Purpose There is no consensus on the extent and mode of postnatal imaging after a diagnosis of prenatal hydronephrosis. We validated the protocol of our practice, which parallels current Society for Fetal Urology (SFU) recommendations, in limiting voiding cystourethrogram, while examining its impact on the incidence of febrile urinary tract infections. A secondary goal was to examine predictors of postnatal intervention. Materials and Methods We evaluated a cohort of 117 infants with prenatal hydronephrosis and retrospectively reviewed outcomes. Excluded from study were 30 infants with anatomical abnormalities. Third trimester prenatal ultrasound was done to evaluate SFU grade, laterality and anteroposterior diameter. Cox proportional hazard model and chi-square analysis were used to assess predictors of resolution and surgical intervention. Results A total of 87 infants with a median followup of 33.5 months were included in analysis. Postnatal voiding cystourethrogram was done in 52 patients, of whom 7 had vesicoureteral reflux. In 6 infants (6.9%) a febrile urinary tract infection developed, which was diagnosed with a catheter specimen during followup. In 3 infants a urinary tract infection developed immediately after catheterization. Anteroposterior diameter 9 mm or greater and SFU grade 3 or greater independently predicted the need for postnatal intervention (p = 0.0014 and 0.001, respectively). Conclusions With adherence to our protocol, voiding cystourethrogram was avoided in almost half of evaluated infants. No infant diagnosed with vesicoureteral reflux had a urinary tract infection. Catheterization was associated with a urinary tract infection in 50% of cases. An anteroposterior diameter of 9 mm or greater and a SFU grade of 3 or greater were associated with postnatal progression to surgery.
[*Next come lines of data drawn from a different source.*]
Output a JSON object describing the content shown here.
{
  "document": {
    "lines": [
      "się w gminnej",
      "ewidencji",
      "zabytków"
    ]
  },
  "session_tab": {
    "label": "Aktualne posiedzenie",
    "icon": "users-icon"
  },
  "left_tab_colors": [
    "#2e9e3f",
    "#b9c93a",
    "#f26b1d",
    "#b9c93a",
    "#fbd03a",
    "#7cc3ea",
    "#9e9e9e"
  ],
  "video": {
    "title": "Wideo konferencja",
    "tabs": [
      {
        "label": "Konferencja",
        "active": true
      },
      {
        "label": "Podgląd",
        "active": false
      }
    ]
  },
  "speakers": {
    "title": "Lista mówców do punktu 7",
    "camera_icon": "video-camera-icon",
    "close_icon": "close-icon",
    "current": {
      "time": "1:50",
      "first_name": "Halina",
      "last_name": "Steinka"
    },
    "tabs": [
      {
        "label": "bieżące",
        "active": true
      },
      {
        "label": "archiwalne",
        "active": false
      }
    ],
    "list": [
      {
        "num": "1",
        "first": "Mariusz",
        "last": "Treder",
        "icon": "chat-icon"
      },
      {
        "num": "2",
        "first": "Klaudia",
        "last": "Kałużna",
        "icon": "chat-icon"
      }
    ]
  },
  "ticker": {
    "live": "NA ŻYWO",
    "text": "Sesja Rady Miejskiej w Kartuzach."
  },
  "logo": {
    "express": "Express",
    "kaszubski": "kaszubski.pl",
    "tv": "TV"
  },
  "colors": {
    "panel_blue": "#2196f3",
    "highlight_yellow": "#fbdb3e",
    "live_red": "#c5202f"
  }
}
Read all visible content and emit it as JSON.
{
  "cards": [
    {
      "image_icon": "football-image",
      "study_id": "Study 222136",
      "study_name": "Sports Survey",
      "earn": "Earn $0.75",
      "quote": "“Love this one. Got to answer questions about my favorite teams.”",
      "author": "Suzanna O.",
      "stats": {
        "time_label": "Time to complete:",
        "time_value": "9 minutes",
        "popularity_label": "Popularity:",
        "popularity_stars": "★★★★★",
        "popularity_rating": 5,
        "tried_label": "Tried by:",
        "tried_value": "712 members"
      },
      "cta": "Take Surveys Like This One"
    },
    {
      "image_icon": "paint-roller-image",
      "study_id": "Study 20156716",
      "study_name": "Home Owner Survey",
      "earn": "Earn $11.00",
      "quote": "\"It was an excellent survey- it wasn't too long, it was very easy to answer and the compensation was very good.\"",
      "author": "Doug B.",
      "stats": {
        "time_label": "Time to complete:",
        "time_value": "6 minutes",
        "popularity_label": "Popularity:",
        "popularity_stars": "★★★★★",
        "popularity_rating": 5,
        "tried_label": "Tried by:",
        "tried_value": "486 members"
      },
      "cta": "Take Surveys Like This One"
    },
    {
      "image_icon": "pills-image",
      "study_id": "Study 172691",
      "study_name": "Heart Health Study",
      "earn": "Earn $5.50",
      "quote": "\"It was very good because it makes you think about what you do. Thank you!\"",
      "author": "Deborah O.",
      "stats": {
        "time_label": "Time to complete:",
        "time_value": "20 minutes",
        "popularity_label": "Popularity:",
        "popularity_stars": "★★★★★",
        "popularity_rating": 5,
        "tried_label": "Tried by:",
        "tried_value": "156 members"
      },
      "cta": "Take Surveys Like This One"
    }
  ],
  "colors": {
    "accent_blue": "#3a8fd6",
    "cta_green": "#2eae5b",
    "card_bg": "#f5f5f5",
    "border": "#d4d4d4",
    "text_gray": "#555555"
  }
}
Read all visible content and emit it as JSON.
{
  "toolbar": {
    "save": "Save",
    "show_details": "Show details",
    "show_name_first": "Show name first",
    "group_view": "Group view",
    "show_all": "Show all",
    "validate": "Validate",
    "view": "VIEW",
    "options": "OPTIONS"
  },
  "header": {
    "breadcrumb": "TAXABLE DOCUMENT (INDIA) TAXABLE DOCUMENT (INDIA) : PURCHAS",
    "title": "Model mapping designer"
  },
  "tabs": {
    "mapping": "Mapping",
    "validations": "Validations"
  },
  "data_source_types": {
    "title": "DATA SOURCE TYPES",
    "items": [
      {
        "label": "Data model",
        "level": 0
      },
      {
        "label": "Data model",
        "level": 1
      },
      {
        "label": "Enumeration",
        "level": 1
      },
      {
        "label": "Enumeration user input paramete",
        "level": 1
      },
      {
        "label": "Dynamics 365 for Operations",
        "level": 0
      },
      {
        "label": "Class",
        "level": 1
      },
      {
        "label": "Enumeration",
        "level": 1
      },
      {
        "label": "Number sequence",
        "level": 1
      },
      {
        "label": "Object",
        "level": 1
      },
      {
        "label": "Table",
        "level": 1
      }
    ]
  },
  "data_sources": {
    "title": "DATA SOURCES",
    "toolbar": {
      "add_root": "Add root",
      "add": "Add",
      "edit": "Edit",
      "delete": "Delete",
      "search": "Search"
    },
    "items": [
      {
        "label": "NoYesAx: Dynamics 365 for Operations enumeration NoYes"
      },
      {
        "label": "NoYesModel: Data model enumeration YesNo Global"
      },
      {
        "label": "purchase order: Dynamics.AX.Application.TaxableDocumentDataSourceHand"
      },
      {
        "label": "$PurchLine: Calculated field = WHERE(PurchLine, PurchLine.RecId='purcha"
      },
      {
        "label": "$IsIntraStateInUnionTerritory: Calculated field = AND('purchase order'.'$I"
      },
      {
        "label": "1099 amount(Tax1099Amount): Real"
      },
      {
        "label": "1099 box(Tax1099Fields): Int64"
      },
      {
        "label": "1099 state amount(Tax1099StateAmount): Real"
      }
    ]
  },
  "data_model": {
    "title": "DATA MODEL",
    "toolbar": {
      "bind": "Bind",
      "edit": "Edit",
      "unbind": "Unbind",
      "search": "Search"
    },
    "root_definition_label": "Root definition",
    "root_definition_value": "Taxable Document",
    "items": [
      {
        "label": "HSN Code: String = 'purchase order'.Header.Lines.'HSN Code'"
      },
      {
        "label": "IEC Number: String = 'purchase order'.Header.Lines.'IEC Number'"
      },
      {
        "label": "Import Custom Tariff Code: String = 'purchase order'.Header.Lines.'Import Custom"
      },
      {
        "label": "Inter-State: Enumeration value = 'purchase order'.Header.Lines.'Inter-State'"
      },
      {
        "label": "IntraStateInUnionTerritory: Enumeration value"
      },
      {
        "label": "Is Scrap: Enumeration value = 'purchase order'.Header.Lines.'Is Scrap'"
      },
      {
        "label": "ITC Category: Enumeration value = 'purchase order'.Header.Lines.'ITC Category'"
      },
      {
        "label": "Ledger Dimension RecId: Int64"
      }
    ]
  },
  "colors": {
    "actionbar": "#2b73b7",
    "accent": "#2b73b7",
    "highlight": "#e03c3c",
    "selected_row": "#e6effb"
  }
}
Patients with a SFU grade of 4 progressed to surgical intervention at a faster rate than those with a grade of greater than 3.
Copyright 2018 Elsevier B.V., All rights reserved.
- hydronephrosis prenatal diagnosis
- organ size
- urinary tract infections